Craig Patterson isn’t much of a drinker, but he was in Hawaii on St. Patrick’s Day.
The sun was warm and he was happy to be leaving the Kona Harbor for an eight-hour deep-sea fishing trip with his family, so he opened a cold beer.
Patterson didn’t get to finish the beer, however, because a 379-pound marlin interrupted his tropical reverie.
The odds of catching a marlin in Hawaii in March were not in his favor. The best time to land one, according to the boat’s captain, is in July and August. About 100 boats a day sail from the bay and three times a week, someone gets a marlin.
But about an hour after the boat left the harbor, Patterson snagged a marlin and a half-hour later, the giant fish was on the deck.
For those who hope to catch a marlin one day, consider that the fishing reel was about the size of a volleyball, the marlin was caught on a 130-pound test line and the “leader” at the end of the line was rated for 500 pounds.
“The bait was about the size of Rudy,” Patterson said in an interview at his Cottage Grove home last week while pointing to the family pet, a dog of poodle and Havanese mixed heritage.

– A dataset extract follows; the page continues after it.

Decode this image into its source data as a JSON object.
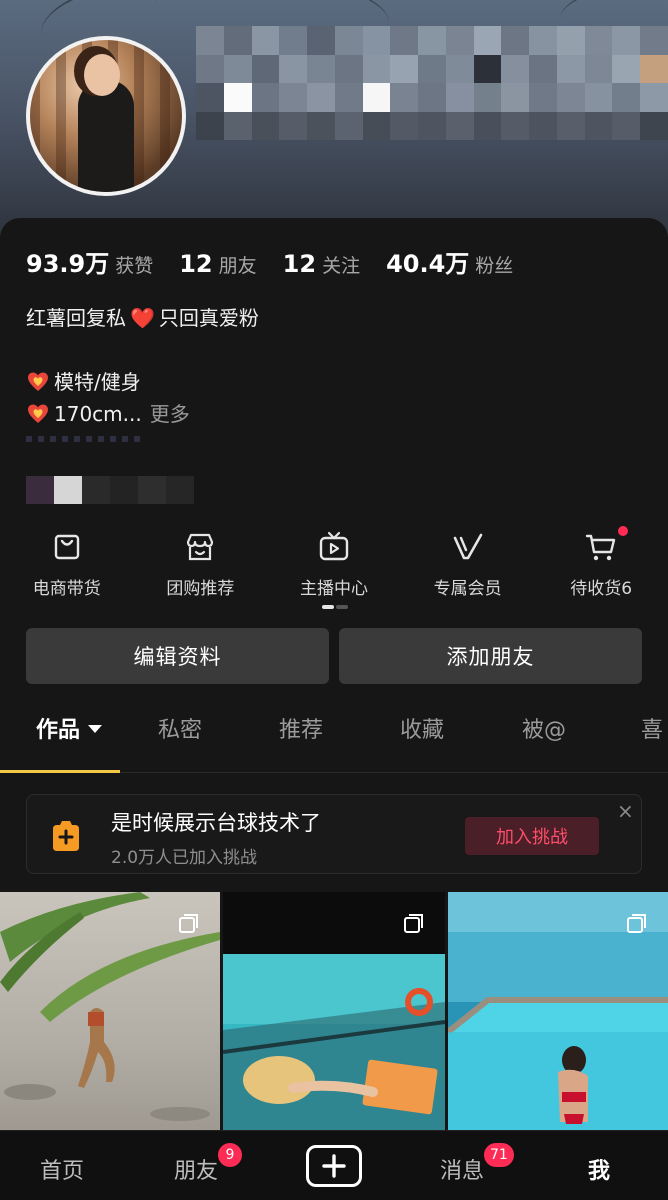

When Craig felt the full tug of the fish, the boat captain indicated that it was a big marlin. What happened after the fish breached the ocean surface was a surprise to the Patterson family, including Craig’s wife, Lisa, and daughters Emily, Allison, Sydney, and Hannah.
“The captain pulled out a .57 magnum and shot the fish three times,” Craig said, “but it was still fighting.”
The line was caught around the boat’s rudder and the captain put on a snorkel and dove into the ocean to unsnarl the line. Later, the captain said the process had to be done very quickly because sharks were ready to pounce on the dying fish.
While dragging the still-fighting marlin on board, the captain finally killed the fish with 15 or so blows from a baseball bat.
The rest of the day, with only two fish nibbling at the bail, was a quiet boat trip.
When fishing in Hawaii, the rule is that the boat keeps any fish that are caught to sell to local people and restaurants.
Craig’s marlin, because it was so large and not as tasty as smaller marlin, was probably smoked, Lisa said, and sold for $9 a pound.
Craig has the bill and tail from the fish that he plans to preserve in a display alongside the bill and tail from a marlin his grandfather caught.http://www.swcbulletin.com/event/article/id/20364/group/homepage/